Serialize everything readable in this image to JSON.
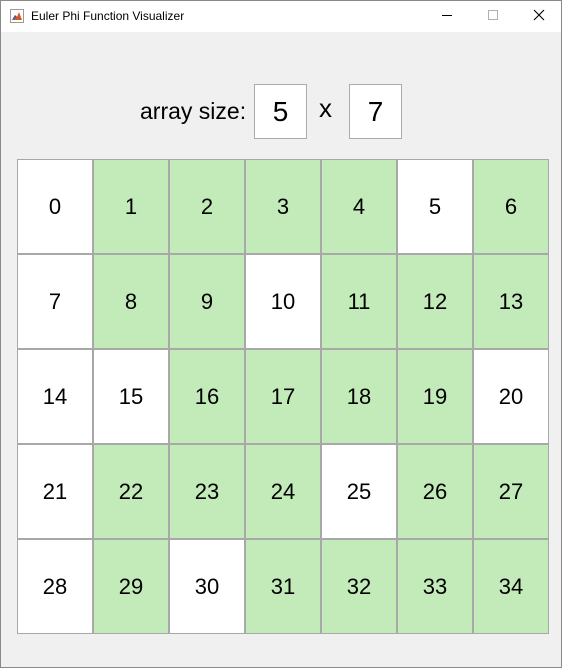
{
  "window": {
    "title": "Euler Phi Function Visualizer",
    "icons": {
      "app": "matlab-icon",
      "minimize": "minimize-icon",
      "maximize": "maximize-icon",
      "close": "close-icon"
    }
  },
  "controls": {
    "array_size_label": "array size:",
    "rows": "5",
    "separator": "x",
    "cols": "7"
  },
  "colors": {
    "coprime": "#c3eab9",
    "not_coprime": "#ffffff"
  },
  "grid": {
    "rows": 5,
    "cols": 7,
    "cells": [
      {
        "value": "0",
        "highlighted": false
      },
      {
        "value": "1",
        "highlighted": true
      },
      {
        "value": "2",
        "highlighted": true
      },
      {
        "value": "3",
        "highlighted": true
      },
      {
        "value": "4",
        "highlighted": true
      },
      {
        "value": "5",
        "highlighted": false
      },
      {
        "value": "6",
        "highlighted": true
      },
      {
        "value": "7",
        "highlighted": false
      },
      {
        "value": "8",
        "highlighted": true
      },
      {
        "value": "9",
        "highlighted": true
      },
      {
        "value": "10",
        "highlighted": false
      },
      {
        "value": "11",
        "highlighted": true
      },
      {
        "value": "12",
        "highlighted": true
      },
      {
        "value": "13",
        "highlighted": true
      },
      {
        "value": "14",
        "highlighted": false
      },
      {
        "value": "15",
        "highlighted": false
      },
      {
        "value": "16",
        "highlighted": true
      },
      {
        "value": "17",
        "highlighted": true
      },
      {
        "value": "18",
        "highlighted": true
      },
      {
        "value": "19",
        "highlighted": true
      },
      {
        "value": "20",
        "highlighted": false
      },
      {
        "value": "21",
        "highlighted": false
      },
      {
        "value": "22",
        "highlighted": true
      },
      {
        "value": "23",
        "highlighted": true
      },
      {
        "value": "24",
        "highlighted": true
      },
      {
        "value": "25",
        "highlighted": false
      },
      {
        "value": "26",
        "highlighted": true
      },
      {
        "value": "27",
        "highlighted": true
      },
      {
        "value": "28",
        "highlighted": false
      },
      {
        "value": "29",
        "highlighted": true
      },
      {
        "value": "30",
        "highlighted": false
      },
      {
        "value": "31",
        "highlighted": true
      },
      {
        "value": "32",
        "highlighted": true
      },
      {
        "value": "33",
        "highlighted": true
      },
      {
        "value": "34",
        "highlighted": true
      }
    ]
  }
}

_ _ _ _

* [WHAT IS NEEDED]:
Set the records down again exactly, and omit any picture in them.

* [SOLVED EXERCISE]:
Serialize everything readable in this image to JSON.
{
  "window": {
    "title": "Euler Phi Function Visualizer",
    "icons": {
      "app": "matlab-icon",
      "minimize": "minimize-icon",
      "maximize": "maximize-icon",
      "close": "close-icon"
    }
  },
  "controls": {
    "array_size_label": "array size:",
    "rows": "5",
    "separator": "x",
    "cols": "7"
  },
  "colors": {
    "coprime": "#c3eab9",
    "not_coprime": "#ffffff"
  },
  "grid": {
    "rows": 5,
    "cols": 7,
    "cells": [
      {
        "value": "0",
        "highlighted": false
      },
      {
        "value": "1",
        "highlighted": true
      },
      {
        "value": "2",
        "highlighted": true
      },
      {
        "value": "3",
        "highlighted": true
      },
      {
        "value": "4",
        "highlighted": true
      },
      {
        "value": "5",
        "highlighted": false
      },
      {
        "value": "6",
        "highlighted": true
      },
      {
        "value": "7",
        "highlighted": false
      },
      {
        "value": "8",
        "highlighted": true
      },
      {
        "value": "9",
        "highlighted": true
      },
      {
        "value": "10",
        "highlighted": false
      },
      {
        "value": "11",
        "highlighted": true
      },
      {
        "value": "12",
        "highlighted": true
      },
      {
        "value": "13",
        "highlighted": true
      },
      {
        "value": "14",
        "highlighted": false
      },
      {
        "value": "15",
        "highlighted": false
      },
      {
        "value": "16",
        "highlighted": true
      },
      {
        "value": "17",
        "highlighted": true
      },
      {
        "value": "18",
        "highlighted": true
      },
      {
        "value": "19",
        "highlighted": true
      },
      {
        "value": "20",
        "highlighted": false
      },
      {
        "value": "21",
        "highlighted": false
      },
      {
        "value": "22",
        "highlighted": true
      },
      {
        "value": "23",
        "highlighted": true
      },
      {
        "value": "24",
        "highlighted": true
      },
      {
        "value": "25",
        "highlighted": false
      },
      {
        "value": "26",
        "highlighted": true
      },
      {
        "value": "27",
        "highlighted": true
      },
      {
        "value": "28",
        "highlighted": false
      },
      {
        "value": "29",
        "highlighted": true
      },
      {
        "value": "30",
        "highlighted": false
      },
      {
        "value": "31",
        "highlighted": true
      },
      {
        "value": "32",
        "highlighted": true
      },
      {
        "value": "33",
        "highlighted": true
      },
      {
        "value": "34",
        "highlighted": true
      }
    ]
  }
}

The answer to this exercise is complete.